Monday, August 29, 2016
Ninth Circuit Reinstates Trademark Suit Against Owner of Canada’s ‘Pirate Joe’s’
From Staff and Wire Service Reports
A U.S. court has the authority to hear a trademark lawsuit by grocery chain Trader Joe’s against a man who purchased the company’s products and resold them in Canada at “Pirate Joe’s,” a store designed to mimic a real Trader Joe’s, the Ninth U.S. Circuit Court of Appeals ruled Friday.
The panel overturned a district judge’s decision to dismiss California-based Trader Joe’s Lanham Act claims, saying Senior District Judge Marsha J. Pechman of the Western District of Washington erred in treating the question of the statute’s extraterritorial reach as one of jurisdiction, rather than statutory interpretation.
This photo of Pirate Joe’s store in Vancouver, B.C., Canada was attached as an exhibit to Friday’s Ninth Circuit opinion.
Judge Morgan Christen, writing for the Ninth Circuit, said defendant Michael Hallatt’s conduct could harm Trader Joe’s reputation, decreasing the value of its American-held trademarks.
“According to Trader Joe’s, Hallatt’s poor quality control practices could impact American commerce if consumers who purchase Trader Joe’s-brand products that have been transported to Canada become ill, and news of such illness travels across the border,” the judge explained. “…Trader Joe’s argues its risk of harm is particularly high because Pirate Joe’s displays Trader Joe’s trademarks, which leads consumers to believe that it is an authorized Trader Joe’s retailer.

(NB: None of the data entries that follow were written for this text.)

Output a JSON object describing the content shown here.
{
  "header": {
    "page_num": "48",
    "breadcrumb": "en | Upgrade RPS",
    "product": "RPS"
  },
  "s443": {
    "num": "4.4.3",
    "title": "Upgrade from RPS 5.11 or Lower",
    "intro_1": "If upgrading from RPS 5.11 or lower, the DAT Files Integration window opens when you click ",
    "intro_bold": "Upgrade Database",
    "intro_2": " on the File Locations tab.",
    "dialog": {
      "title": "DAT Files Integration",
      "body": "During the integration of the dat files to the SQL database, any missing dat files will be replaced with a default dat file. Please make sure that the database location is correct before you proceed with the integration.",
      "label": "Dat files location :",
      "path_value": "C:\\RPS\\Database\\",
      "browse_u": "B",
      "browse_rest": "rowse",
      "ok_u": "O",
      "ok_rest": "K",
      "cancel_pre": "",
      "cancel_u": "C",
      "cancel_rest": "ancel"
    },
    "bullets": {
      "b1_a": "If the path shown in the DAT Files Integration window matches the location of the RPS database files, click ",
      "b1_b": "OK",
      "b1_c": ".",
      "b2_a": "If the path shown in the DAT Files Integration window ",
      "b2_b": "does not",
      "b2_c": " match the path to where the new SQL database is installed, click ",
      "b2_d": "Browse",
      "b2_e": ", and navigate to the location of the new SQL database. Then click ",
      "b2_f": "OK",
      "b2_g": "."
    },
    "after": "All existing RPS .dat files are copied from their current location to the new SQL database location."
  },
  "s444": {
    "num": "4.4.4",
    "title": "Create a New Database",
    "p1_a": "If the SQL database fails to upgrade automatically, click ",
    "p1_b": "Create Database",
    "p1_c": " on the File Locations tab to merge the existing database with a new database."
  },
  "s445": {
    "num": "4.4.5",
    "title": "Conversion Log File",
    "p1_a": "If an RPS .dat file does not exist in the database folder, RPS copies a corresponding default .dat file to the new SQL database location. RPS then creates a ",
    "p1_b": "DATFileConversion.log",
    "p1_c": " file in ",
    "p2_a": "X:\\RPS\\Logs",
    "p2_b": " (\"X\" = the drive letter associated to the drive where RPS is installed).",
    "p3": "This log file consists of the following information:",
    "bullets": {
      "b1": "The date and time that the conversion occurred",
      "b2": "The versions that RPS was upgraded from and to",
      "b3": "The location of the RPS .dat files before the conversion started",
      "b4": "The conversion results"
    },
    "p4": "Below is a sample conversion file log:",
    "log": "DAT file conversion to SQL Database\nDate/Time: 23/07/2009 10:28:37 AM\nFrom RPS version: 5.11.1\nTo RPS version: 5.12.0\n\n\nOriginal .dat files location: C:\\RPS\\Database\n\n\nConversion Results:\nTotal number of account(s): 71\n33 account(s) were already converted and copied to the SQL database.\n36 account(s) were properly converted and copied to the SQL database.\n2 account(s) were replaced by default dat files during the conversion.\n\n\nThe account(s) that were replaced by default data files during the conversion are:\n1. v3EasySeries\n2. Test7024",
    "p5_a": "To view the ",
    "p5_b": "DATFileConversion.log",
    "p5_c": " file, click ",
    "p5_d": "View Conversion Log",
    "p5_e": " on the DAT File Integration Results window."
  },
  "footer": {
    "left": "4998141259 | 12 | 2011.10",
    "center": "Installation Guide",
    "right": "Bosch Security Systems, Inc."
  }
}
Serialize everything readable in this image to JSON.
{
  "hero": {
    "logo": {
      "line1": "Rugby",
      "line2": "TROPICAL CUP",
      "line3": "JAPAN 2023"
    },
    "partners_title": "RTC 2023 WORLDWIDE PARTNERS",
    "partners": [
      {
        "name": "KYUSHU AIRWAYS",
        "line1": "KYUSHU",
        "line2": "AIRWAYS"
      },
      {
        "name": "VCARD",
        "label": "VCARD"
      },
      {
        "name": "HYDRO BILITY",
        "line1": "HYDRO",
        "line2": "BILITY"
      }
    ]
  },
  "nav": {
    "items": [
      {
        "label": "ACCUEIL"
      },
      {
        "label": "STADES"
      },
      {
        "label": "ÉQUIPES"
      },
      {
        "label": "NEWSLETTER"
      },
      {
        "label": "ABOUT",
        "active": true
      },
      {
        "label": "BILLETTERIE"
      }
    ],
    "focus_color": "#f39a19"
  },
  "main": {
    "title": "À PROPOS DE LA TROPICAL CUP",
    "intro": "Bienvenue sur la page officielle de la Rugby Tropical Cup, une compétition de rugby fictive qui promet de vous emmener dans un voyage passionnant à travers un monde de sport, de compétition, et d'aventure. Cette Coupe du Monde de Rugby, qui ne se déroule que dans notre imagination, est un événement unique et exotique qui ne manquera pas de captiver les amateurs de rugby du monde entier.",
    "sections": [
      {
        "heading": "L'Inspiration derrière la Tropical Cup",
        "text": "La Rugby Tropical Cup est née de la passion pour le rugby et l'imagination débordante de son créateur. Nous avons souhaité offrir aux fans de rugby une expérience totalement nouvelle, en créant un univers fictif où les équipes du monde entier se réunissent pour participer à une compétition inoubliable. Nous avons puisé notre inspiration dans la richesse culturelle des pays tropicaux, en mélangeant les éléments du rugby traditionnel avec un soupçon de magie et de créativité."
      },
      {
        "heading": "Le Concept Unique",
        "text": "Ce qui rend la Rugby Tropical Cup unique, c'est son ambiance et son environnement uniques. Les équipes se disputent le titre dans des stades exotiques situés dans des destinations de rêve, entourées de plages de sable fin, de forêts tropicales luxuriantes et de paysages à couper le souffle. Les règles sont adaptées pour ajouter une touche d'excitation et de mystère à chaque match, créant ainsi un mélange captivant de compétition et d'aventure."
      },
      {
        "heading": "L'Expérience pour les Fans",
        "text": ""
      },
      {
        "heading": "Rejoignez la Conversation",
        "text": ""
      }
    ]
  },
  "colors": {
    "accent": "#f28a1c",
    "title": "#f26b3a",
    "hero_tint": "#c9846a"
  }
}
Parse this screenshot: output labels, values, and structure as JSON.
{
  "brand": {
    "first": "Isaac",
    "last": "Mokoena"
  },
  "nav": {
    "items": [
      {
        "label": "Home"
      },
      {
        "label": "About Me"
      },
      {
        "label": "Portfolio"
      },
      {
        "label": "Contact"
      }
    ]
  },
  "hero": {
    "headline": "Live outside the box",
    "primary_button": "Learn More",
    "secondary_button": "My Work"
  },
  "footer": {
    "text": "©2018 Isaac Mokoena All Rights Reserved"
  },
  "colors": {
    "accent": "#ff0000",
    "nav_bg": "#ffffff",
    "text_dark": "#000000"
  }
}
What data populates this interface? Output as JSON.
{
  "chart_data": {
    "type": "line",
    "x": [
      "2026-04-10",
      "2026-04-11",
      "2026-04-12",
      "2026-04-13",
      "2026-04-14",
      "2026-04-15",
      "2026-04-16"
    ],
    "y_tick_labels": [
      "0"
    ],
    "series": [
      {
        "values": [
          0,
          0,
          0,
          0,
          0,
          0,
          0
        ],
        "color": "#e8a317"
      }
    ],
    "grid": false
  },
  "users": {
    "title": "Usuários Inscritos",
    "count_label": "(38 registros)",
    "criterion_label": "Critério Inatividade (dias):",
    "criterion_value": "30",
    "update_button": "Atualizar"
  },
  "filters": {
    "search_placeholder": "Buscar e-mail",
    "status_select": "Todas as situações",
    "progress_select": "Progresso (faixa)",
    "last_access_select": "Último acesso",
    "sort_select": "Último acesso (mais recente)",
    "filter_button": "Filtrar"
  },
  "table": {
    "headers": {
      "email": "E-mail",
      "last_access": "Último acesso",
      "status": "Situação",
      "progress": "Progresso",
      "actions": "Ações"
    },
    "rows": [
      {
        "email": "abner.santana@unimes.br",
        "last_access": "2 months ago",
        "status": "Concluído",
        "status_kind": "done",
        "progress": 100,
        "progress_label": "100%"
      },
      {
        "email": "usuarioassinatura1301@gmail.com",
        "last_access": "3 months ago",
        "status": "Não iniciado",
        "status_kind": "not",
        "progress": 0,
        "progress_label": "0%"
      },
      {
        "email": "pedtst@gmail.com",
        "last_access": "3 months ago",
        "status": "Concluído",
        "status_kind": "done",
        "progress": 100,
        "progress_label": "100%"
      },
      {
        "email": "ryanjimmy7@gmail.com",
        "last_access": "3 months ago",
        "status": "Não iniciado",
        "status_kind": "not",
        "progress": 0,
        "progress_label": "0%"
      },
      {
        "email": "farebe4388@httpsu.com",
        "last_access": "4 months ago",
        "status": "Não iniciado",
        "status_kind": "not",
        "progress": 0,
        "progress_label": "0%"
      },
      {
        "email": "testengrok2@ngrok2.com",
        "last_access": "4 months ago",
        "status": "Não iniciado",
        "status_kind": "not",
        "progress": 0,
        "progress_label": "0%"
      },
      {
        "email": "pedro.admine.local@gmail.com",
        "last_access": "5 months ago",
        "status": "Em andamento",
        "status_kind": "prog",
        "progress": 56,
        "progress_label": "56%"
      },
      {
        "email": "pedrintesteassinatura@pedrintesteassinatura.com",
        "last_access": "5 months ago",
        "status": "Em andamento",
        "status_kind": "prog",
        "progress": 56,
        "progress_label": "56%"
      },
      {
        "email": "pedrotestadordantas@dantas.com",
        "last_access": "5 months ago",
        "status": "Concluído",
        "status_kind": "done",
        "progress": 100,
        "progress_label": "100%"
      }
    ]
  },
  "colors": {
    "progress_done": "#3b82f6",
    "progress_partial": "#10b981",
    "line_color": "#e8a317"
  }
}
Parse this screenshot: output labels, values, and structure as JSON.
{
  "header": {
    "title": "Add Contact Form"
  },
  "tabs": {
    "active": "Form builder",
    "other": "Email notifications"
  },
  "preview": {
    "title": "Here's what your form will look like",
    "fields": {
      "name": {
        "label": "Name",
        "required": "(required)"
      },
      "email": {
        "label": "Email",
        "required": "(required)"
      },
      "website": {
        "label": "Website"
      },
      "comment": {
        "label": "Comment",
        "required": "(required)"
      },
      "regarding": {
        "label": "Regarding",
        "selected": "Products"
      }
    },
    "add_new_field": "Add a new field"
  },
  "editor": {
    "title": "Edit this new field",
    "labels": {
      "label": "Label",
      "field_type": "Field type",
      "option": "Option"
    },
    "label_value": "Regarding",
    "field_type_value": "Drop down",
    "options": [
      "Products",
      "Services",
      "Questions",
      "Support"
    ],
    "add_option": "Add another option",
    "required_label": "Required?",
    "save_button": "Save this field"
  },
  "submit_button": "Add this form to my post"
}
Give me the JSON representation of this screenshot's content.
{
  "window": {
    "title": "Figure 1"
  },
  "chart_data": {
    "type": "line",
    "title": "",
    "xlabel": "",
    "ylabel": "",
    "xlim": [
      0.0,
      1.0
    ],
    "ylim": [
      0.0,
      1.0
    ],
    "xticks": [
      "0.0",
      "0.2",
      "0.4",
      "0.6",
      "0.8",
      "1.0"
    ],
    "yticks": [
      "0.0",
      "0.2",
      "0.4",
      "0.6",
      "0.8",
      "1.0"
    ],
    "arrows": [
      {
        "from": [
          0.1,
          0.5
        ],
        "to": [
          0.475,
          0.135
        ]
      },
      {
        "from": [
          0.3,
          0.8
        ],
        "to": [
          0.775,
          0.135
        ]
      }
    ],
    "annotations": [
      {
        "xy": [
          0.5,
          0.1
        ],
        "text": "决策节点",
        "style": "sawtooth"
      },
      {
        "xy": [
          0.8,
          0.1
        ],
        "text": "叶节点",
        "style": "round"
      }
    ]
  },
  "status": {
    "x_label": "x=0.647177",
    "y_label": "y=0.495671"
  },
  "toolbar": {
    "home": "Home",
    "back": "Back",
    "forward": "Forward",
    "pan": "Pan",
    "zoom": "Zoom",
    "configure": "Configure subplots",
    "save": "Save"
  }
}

There is nothing implausible about the concern that Trader Joe’s will suffer a tarnished reputation and resultant monetary harm in the United States from contaminated goods sold in Canada. Incidents of food-born illness regularly make international news, and Trader Joe’s alleges that it is aware of at least one customer who became sick after consuming food sold by Pirate Joe’s.”
Trader Joe’s has also alleged that Hallatt’s store has poor customer service, and that his markups are so high that U.S. customers visiting the store will associate Trader Joe’s with high prices.
Judges Richard Paez and Jay Bybee concurred in the opinion.
Hallatt’s Seattle attorney, Nathan Alexander, said in an email to The Associated Press he and Hallatt disagree with the ruling and are evaluating their options.
Hallatt disputed his store looks like a Trader Joe’s and said he has no intention of backing down.
“We’re here to see it through, and that means doing this for the people who want this stuff,” he said.
Trader Joe’s does not have stores in Canada. The company sued Hallatt in 2013, alleging he drove across the border to a Trader Joe’s store in Washington state, bought the company’s products and resold them at higher prices at his Vancouver store.
A Trader Joe’s store in Bellingham, Wash. stopped selling to Hallatt after he admitted what he was doing with the goods, but he put on disguises to avoid detection, shopped at other stores as far away as California and hired others to shop for him, the company said in its complaint. It estimated Hallatt had spent more than $350,000 on its products.
In court documents responding to the lawsuit, Hallatt said his business was lawful, and he provided a service to Canadians who wanted Trader Joe’s products but didn’t want to go through the trouble of traveling to the U.S. to get them. Hallatt also said he never represented himself as an authorized reseller of Trader Joe’s products or as an affiliate of Trader Joe’s.
The case is Trader Joe’s Company v. Hallatt, 14-35035.
Copyright 2016, Metropolitan News Company